When the Human Genome Project completed the sequencing of a single individual’s DNA in 2003, the price tag for that epochal accomplishment was a staggering $2 billion. Today, the technology for doing the same thing costs $4,000 to $5,000—and soon could cost less than $1,000.
That’s “an incredible return” on the government’s investment in medical technology, notes Teri Manolio (fellow, general internal medicine, 1984-87), who directs the Division of Genomic Medicine in the NIH’s National Human Genome Research Institute.
Given the rapid advances in technology, Manolio envisions that within another 10 years, medical centers will have the infrastructure in place for physicians to scan a patient’s genome, similar to the way “they scan a chest x-ray now” or review an EKG. This will enable doctors “to understand many more of the [genetic] variations that influence people’s disease—their disease risk as well as how they respond to drugs and other things.”
As director of the Division of Genomic Medicine, which has a $40 million annual budget, Manolio and her colleagues have been pursuing the complex integration of genomic data into existing national NIH studies, such as the Cardiovascular Health Study, the Multi-Ethnic Study of Atherosclerosis, and the Jackson Heart Study. She also is leading the development of guidelines for sharing genomic data widely with protections for participant confidentiality.
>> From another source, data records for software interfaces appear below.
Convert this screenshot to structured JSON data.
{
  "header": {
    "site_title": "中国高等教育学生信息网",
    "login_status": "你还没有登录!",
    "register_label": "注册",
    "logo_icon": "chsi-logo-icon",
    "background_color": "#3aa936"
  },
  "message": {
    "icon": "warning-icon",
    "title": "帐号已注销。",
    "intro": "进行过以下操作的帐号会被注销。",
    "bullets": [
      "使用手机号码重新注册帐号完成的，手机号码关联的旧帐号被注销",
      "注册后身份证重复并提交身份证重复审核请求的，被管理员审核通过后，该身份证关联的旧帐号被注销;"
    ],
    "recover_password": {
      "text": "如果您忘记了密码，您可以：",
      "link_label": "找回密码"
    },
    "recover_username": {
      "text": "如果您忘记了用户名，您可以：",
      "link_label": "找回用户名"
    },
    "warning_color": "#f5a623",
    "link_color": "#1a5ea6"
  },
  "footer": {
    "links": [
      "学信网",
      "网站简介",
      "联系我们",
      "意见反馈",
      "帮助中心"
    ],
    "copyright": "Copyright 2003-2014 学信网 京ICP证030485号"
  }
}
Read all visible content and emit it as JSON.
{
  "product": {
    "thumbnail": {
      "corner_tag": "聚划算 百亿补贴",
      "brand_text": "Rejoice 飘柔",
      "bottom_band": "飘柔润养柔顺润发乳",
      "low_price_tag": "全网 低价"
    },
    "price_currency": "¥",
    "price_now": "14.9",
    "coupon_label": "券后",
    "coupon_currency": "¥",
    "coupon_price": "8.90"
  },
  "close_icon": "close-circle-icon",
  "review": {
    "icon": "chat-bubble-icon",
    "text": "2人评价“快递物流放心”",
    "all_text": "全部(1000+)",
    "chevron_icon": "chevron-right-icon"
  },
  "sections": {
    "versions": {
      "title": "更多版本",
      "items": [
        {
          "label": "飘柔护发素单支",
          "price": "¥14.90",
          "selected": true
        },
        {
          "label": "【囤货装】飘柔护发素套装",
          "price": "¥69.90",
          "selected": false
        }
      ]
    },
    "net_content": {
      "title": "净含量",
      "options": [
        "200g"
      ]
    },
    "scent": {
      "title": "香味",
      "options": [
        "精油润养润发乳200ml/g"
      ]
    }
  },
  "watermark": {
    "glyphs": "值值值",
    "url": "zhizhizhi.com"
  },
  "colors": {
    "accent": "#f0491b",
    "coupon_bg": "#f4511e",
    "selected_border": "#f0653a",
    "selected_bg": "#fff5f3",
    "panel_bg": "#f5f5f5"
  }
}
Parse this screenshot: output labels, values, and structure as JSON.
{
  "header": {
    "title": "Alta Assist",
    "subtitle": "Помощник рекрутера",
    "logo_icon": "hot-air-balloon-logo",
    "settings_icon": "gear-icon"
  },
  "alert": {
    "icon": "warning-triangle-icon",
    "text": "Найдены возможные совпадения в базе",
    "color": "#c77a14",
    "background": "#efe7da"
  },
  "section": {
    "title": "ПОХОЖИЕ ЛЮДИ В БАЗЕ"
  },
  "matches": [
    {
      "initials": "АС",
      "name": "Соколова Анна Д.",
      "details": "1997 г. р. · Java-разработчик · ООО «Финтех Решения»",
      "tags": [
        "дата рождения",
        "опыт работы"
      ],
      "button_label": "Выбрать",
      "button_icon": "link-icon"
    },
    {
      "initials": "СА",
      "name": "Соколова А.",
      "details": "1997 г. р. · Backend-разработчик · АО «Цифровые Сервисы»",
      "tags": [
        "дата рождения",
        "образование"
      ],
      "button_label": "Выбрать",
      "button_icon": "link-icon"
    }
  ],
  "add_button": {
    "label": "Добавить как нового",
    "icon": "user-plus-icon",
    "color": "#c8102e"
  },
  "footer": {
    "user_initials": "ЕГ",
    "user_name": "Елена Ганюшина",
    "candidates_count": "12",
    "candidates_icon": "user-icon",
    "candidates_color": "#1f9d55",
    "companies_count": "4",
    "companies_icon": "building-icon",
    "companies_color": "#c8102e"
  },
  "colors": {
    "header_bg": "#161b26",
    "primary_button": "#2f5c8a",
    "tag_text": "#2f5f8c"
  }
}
Manolio, who holds a PhD in human genetics and genetic epidemiology from the Bloomberg School, calls the NIH, the “best place to work outside of Hopkins.”
Despite a grueling schedule, Manolio finds a day a week to ride her horse, Felice Día, which means “Happy Day” in Spanish.